Tuesday, August 25, 2009
Album Review: amiyumi
Good things can come in small packages… amiyumi is a great introduction to Ami and Yumi but it is either a long EP or a short album. I think an argument could be made for either. I consider it an album and I wish that I could have listened to in upon its release in 1996 rather than a number of years removed. Ami and Yumi’s voices are fresh and while they certainly have become better singers, there is something special that only happens once in a career, the beginning.
Technically this is Ami’s second album, her half of solosolo was (I believe) recorded before amiyumi… but combining with Yumi for Puffy marks the start of something special. Tamio Okuda produced amiyumi and this is another harbinger of things to come, the special musical relationship between him, Ami and Yumi. This is often stated by Puffy fans, but it is not hyperbole either. Without him, arguably Puffy would have become (...if anything at all) a footnote in j-pop.
In hindsight, amiyumi is a middle of the pack album in Puffy's catalog. That is no mean feat, many artists' first efforts are something they might be embarrassed by or prefer remain buried. Amiyumi is a good album and everything that is great about Puffy starts here and True Asia and Profitable Body remain high points for Puffy to this day.
For reference here is the track list for amiyumi, within the context of the review I will use the English title translations. I do not have any issue with using Japanese song titles and my reviews will shift back and forth. Part of my goal is to talk about Ami and Yumi and I think translated song titles might help reach a wider group of people.
1. Tokusuru Karada / Profitable Body (Lyrics & Music: Tamio Okuda)
2. Usagi Channel / Rabbit Channel (Lyrics: Ami Onuki & Tamio Okuda, Music: Tamio Okuda)
3. Sakura Saku / Cherry Blossom Blooms (Lyrics & Music: Tamio Okuda)

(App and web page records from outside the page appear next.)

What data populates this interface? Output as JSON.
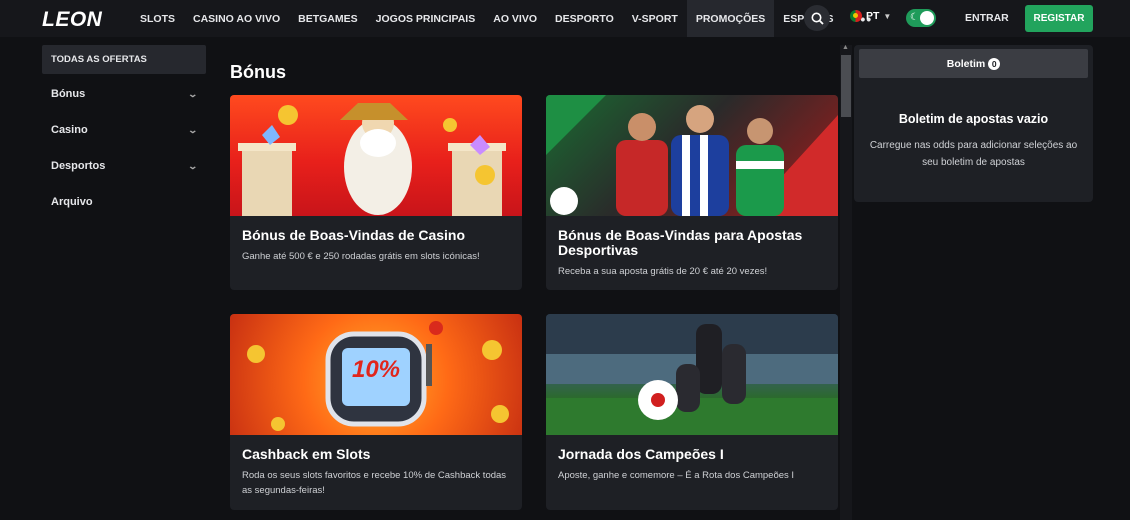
{
  "brand": {
    "logo": "LEON"
  },
  "nav": {
    "items": [
      "SLOTS",
      "CASINO AO VIVO",
      "BETGAMES",
      "JOGOS PRINCIPAIS",
      "AO VIVO",
      "DESPORTO",
      "V-SPORT",
      "PROMOÇÕES",
      "ESPORTS"
    ],
    "active": "PROMOÇÕES",
    "more": "•••"
  },
  "header": {
    "language": "PT",
    "login_label": "ENTRAR",
    "register_label": "REGISTAR"
  },
  "sidebar": {
    "items": [
      {
        "label": "TODAS AS OFERTAS",
        "active": true,
        "expandable": false
      },
      {
        "label": "Bónus",
        "active": false,
        "expandable": true
      },
      {
        "label": "Casino",
        "active": false,
        "expandable": true
      },
      {
        "label": "Desportos",
        "active": false,
        "expandable": true
      },
      {
        "label": "Arquivo",
        "active": false,
        "expandable": false
      }
    ]
  },
  "main": {
    "title": "Bónus",
    "cards": [
      {
        "title": "Bónus de Boas-Vindas de Casino",
        "description": "Ganhe até 500 € e 250 rodadas grátis em slots icónicas!",
        "image": "casino-zeus-banner"
      },
      {
        "title": "Bónus de Boas-Vindas para Apostas Desportivas",
        "description": "Receba a sua aposta grátis de 20 € até 20 vezes!",
        "image": "football-players-banner"
      },
      {
        "title": "Cashback em Slots",
        "description": "Roda os seus slots favoritos e recebe 10% de Cashback todas as segundas-feiras!",
        "image": "slot-machine-10-percent-banner",
        "badge": "10%"
      },
      {
        "title": "Jornada dos Campeões I",
        "description": "Aposte, ganhe e comemore – É a Rota dos Campeões I",
        "image": "stadium-football-banner"
      }
    ]
  },
  "betslip": {
    "tab_label": "Boletim",
    "count": "0",
    "empty_title": "Boletim de apostas vazio",
    "empty_desc": "Carregue nas odds para adicionar seleções ao seu boletim de apostas"
  },
  "colors": {
    "accent": "#22a45d",
    "background": "#101114",
    "card": "#1e2025"
  }
}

4. Simple (Lyrics: Puffy and Shinichi Yakuma & Music: Shinichi Yakuma)
5. Nagaiki Shite ne / I Want You to Live a Long Time (Lyrics: Yumi Yoshimura & Tamio Okuda, Music: Tamio Okuda)
6. Asia no Junshin /True Asia (Lyrics: Yosui Inoue, Music: Tamio Okuda)
7. Puffy no Hey! Mountain (Lyrics: Tamio Okuda & Puffy, Music: Tamio Okuda)
amiyumi opens with Profitable Body and it is a track in some ways I appreciate slightly more than True Asia. That may sound like heresy given True Asia is Puffy's signature song. I enjoy the guitar work and the recursive manner in which it is played, which is a consistent theme in the Puffy songs I like. The harmonizing that Ami and Yumi display in Profitable Body is wider ranging and showcases the "Puffy sound" better than any other track on amiyumi and puts the Puffy stamp on the album from the start.
Rabbit Channel, is the first of two solo tracks, Yumi’s follows later in the album and both have a throwback pop / lounge sound. It is a slower paced song and when translating lyrics it is also surprisingly silly. Of the two solo tracks Rabbit Channel is the better, if only because the engineering and instruments are better implemented. It feels like Okuda wanted to give Ami and Yumi similar songs as to not differentiate either too much and thus both sound similar in regards to style and pacing. Where Ami’s Rabbit Channel is a middling effort, the solo by Yumi misses the mark.
I Want You to Live a Long Time is a solo track by Yumi and is not a song a care for. I understand the throwback sound that she and Okuda were trying to replicate but it sounds awkward. The instruments do emulate a vague throwback which was interesting in theory, in practice the music is bland and the production over engineered to the point of sterility.
True Asia is inarguably the best song on amiyumi and arguably one of their best songs spanning 13 years of work to date. Guitars, drums, keyboards and vocals all tightly integrated in one declarative package wrapped with stellar sound engineering. I would say one subtle delight in True Asia is that drums, bass and keyboards are lead instruments and yet they are not overpowering. They are given a lot of range to roam but still give a solid foundation for Puffy’s singing. Every time I listen to True Asia I am mesmerized by it on so many levels.
Three tracks that fall just behind True Asia and Profitable Body are Puffy no Hey! Mountain Simple and Cherry Blossoms Bloom. The former is a slower paced interlaced with soul and funk, it is pleasant but not a distinctive track. Simple is a rocking alternative sounding track that is my third favorite track on amiyumi. It has nice energy and showcases a wide vocal range from Ami and Yumi. Cherry Blossoms Bloom is a nice song with with a vague western vibe to it. I find it listenable but it is not a track I gravitate towards either.
Amiyumi is an album that is a harbinger for things to come. Unlike many early efforts by a band, amiyumi is a good album in its own right. Ami and Yumi deliver a sound that can only be experienced and I wish I would have started with this album and been able to experience two of my favorite albums that follow closely on the heels of amiyumi. Talking about those are a subject for later review.